The problem | An exact copy of every record below is needed, with all pictures removed.

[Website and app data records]
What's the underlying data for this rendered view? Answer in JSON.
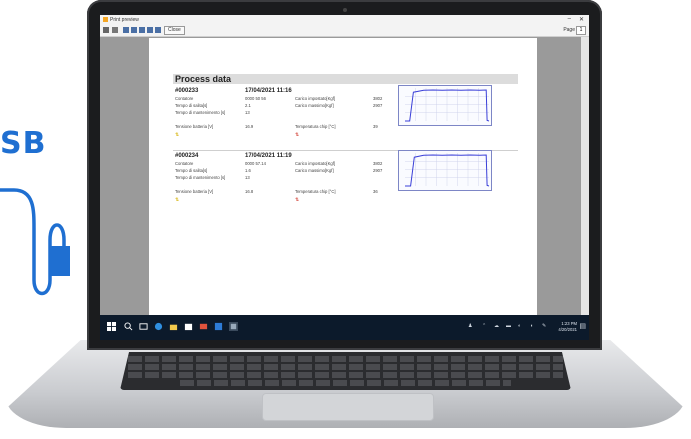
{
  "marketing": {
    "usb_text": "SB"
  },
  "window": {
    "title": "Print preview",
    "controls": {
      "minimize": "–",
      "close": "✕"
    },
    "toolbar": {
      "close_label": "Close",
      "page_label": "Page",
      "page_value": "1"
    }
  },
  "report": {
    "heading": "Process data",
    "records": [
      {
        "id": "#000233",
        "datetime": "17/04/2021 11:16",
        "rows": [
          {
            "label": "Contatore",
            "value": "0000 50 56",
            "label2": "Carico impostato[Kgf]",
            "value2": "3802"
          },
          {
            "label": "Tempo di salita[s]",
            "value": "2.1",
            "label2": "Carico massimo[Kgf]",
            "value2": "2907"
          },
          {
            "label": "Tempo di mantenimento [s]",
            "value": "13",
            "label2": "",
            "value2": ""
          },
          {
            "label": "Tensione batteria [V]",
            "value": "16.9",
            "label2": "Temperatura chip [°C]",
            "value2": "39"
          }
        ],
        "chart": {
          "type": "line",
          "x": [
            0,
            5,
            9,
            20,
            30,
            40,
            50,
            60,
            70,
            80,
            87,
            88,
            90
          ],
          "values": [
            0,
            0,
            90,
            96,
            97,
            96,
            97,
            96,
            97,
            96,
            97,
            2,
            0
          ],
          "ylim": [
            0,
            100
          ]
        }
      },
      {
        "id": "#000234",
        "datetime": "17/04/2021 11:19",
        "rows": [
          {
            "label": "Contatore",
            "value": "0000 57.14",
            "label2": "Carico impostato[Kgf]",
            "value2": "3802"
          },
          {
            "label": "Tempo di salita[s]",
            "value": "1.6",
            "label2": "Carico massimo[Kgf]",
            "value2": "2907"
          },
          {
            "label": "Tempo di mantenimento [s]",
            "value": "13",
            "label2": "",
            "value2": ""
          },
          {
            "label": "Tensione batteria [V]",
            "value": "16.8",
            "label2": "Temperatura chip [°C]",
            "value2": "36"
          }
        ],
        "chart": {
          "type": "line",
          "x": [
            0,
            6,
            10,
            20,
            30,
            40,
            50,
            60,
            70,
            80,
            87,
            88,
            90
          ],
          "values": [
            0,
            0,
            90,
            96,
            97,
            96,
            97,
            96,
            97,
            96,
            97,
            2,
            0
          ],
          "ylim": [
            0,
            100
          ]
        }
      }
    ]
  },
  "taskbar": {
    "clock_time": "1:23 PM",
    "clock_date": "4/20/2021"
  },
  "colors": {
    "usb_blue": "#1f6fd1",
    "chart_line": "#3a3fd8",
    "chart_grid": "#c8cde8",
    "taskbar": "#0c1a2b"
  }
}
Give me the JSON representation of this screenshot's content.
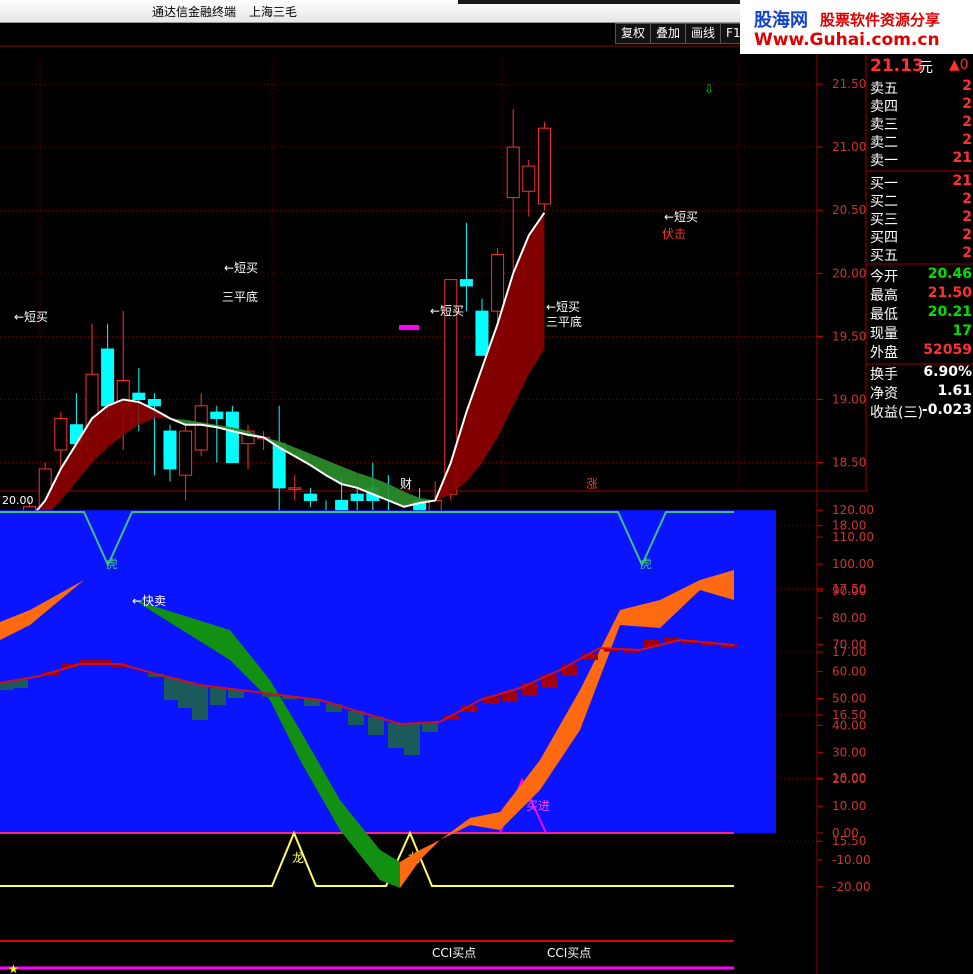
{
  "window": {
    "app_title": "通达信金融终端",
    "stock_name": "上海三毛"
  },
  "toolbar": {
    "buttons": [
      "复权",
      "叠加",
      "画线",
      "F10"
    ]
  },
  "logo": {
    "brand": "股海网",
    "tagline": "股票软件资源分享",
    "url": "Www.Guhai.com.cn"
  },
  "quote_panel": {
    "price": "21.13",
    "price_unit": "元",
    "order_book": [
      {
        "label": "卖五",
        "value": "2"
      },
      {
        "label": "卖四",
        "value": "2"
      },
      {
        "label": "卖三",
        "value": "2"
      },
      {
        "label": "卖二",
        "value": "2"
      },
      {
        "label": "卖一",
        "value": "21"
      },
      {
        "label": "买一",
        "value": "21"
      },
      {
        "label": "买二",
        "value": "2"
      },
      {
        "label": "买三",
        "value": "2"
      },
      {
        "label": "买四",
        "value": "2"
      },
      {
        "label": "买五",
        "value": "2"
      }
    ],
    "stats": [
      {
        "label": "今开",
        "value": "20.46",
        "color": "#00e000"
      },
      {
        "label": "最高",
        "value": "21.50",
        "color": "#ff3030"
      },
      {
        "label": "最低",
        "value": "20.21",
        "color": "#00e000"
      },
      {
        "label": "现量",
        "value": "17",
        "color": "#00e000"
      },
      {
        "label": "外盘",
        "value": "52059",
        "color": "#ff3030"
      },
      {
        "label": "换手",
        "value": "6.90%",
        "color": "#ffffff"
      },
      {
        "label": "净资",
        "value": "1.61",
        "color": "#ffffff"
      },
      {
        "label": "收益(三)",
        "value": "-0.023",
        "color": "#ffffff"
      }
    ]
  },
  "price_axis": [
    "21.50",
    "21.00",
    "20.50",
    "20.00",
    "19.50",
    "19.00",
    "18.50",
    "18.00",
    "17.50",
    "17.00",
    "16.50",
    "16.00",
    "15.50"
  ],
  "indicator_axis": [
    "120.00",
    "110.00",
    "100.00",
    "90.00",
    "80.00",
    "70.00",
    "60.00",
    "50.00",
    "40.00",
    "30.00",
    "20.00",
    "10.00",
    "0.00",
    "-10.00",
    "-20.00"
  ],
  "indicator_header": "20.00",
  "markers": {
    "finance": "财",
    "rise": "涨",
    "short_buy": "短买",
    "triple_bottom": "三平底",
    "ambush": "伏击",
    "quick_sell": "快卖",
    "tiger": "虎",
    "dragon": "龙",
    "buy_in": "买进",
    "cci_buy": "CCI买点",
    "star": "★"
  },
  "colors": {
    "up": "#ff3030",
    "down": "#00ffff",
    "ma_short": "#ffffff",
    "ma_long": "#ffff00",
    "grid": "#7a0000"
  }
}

Solution to this exercise |
What's the underlying data for this rendered view? Answer in JSON.
{
  "marketing": {
    "usb_text": "SB"
  },
  "window": {
    "title": "Print preview",
    "controls": {
      "minimize": "–",
      "close": "✕"
    },
    "toolbar": {
      "close_label": "Close",
      "page_label": "Page",
      "page_value": "1"
    }
  },
  "report": {
    "heading": "Process data",
    "records": [
      {
        "id": "#000233",
        "datetime": "17/04/2021 11:16",
        "rows": [
          {
            "label": "Contatore",
            "value": "0000 50 56",
            "label2": "Carico impostato[Kgf]",
            "value2": "3802"
          },
          {
            "label": "Tempo di salita[s]",
            "value": "2.1",
            "label2": "Carico massimo[Kgf]",
            "value2": "2907"
          },
          {
            "label": "Tempo di mantenimento [s]",
            "value": "13",
            "label2": "",
            "value2": ""
          },
          {
            "label": "Tensione batteria [V]",
            "value": "16.9",
            "label2": "Temperatura chip [°C]",
            "value2": "39"
          }
        ],
        "chart": {
          "type": "line",
          "x": [
            0,
            5,
            9,
            20,
            30,
            40,
            50,
            60,
            70,
            80,
            87,
            88,
            90
          ],
          "values": [
            0,
            0,
            90,
            96,
            97,
            96,
            97,
            96,
            97,
            96,
            97,
            2,
            0
          ],
          "ylim": [
            0,
            100
          ]
        }
      },
      {
        "id": "#000234",
        "datetime": "17/04/2021 11:19",
        "rows": [
          {
            "label": "Contatore",
            "value": "0000 57.14",
            "label2": "Carico impostato[Kgf]",
            "value2": "3802"
          },
          {
            "label": "Tempo di salita[s]",
            "value": "1.6",
            "label2": "Carico massimo[Kgf]",
            "value2": "2907"
          },
          {
            "label": "Tempo di mantenimento [s]",
            "value": "13",
            "label2": "",
            "value2": ""
          },
          {
            "label": "Tensione batteria [V]",
            "value": "16.8",
            "label2": "Temperatura chip [°C]",
            "value2": "36"
          }
        ],
        "chart": {
          "type": "line",
          "x": [
            0,
            6,
            10,
            20,
            30,
            40,
            50,
            60,
            70,
            80,
            87,
            88,
            90
          ],
          "values": [
            0,
            0,
            90,
            96,
            97,
            96,
            97,
            96,
            97,
            96,
            97,
            2,
            0
          ],
          "ylim": [
            0,
            100
          ]
        }
      }
    ]
  },
  "taskbar": {
    "clock_time": "1:23 PM",
    "clock_date": "4/20/2021"
  },
  "colors": {
    "usb_blue": "#1f6fd1",
    "chart_line": "#3a3fd8",
    "chart_grid": "#c8cde8",
    "taskbar": "#0c1a2b"
  }
}
Give me the JSON representation of this screenshot's content.
{
  "window": {
    "app_title": "通达信金融终端",
    "stock_name": "上海三毛"
  },
  "toolbar": {
    "buttons": [
      "复权",
      "叠加",
      "画线",
      "F10"
    ]
  },
  "logo": {
    "brand": "股海网",
    "tagline": "股票软件资源分享",
    "url": "Www.Guhai.com.cn"
  },
  "quote_panel": {
    "price": "21.13",
    "price_unit": "元",
    "order_book": [
      {
        "label": "卖五",
        "value": "2"
      },
      {
        "label": "卖四",
        "value": "2"
      },
      {
        "label": "卖三",
        "value": "2"
      },
      {
        "label": "卖二",
        "value": "2"
      },
      {
        "label": "卖一",
        "value": "21"
      },
      {
        "label": "买一",
        "value": "21"
      },
      {
        "label": "买二",
        "value": "2"
      },
      {
        "label": "买三",
        "value": "2"
      },
      {
        "label": "买四",
        "value": "2"
      },
      {
        "label": "买五",
        "value": "2"
      }
    ],
    "stats": [
      {
        "label": "今开",
        "value": "20.46",
        "color": "#00e000"
      },
      {
        "label": "最高",
        "value": "21.50",
        "color": "#ff3030"
      },
      {
        "label": "最低",
        "value": "20.21",
        "color": "#00e000"
      },
      {
        "label": "现量",
        "value": "17",
        "color": "#00e000"
      },
      {
        "label": "外盘",
        "value": "52059",
        "color": "#ff3030"
      },
      {
        "label": "换手",
        "value": "6.90%",
        "color": "#ffffff"
      },
      {
        "label": "净资",
        "value": "1.61",
        "color": "#ffffff"
      },
      {
        "label": "收益(三)",
        "value": "-0.023",
        "color": "#ffffff"
      }
    ]
  },
  "price_axis": [
    "21.50",
    "21.00",
    "20.50",
    "20.00",
    "19.50",
    "19.00",
    "18.50",
    "18.00",
    "17.50",
    "17.00",
    "16.50",
    "16.00",
    "15.50"
  ],
  "indicator_axis": [
    "120.00",
    "110.00",
    "100.00",
    "90.00",
    "80.00",
    "70.00",
    "60.00",
    "50.00",
    "40.00",
    "30.00",
    "20.00",
    "10.00",
    "0.00",
    "-10.00",
    "-20.00"
  ],
  "indicator_header": "20.00",
  "markers": {
    "finance": "财",
    "rise": "涨",
    "short_buy": "短买",
    "triple_bottom": "三平底",
    "ambush": "伏击",
    "quick_sell": "快卖",
    "tiger": "虎",
    "dragon": "龙",
    "buy_in": "买进",
    "cci_buy": "CCI买点",
    "star": "★"
  },
  "colors": {
    "up": "#ff3030",
    "down": "#00ffff",
    "ma_short": "#ffffff",
    "ma_long": "#ffff00",
    "grid": "#7a0000"
  }
}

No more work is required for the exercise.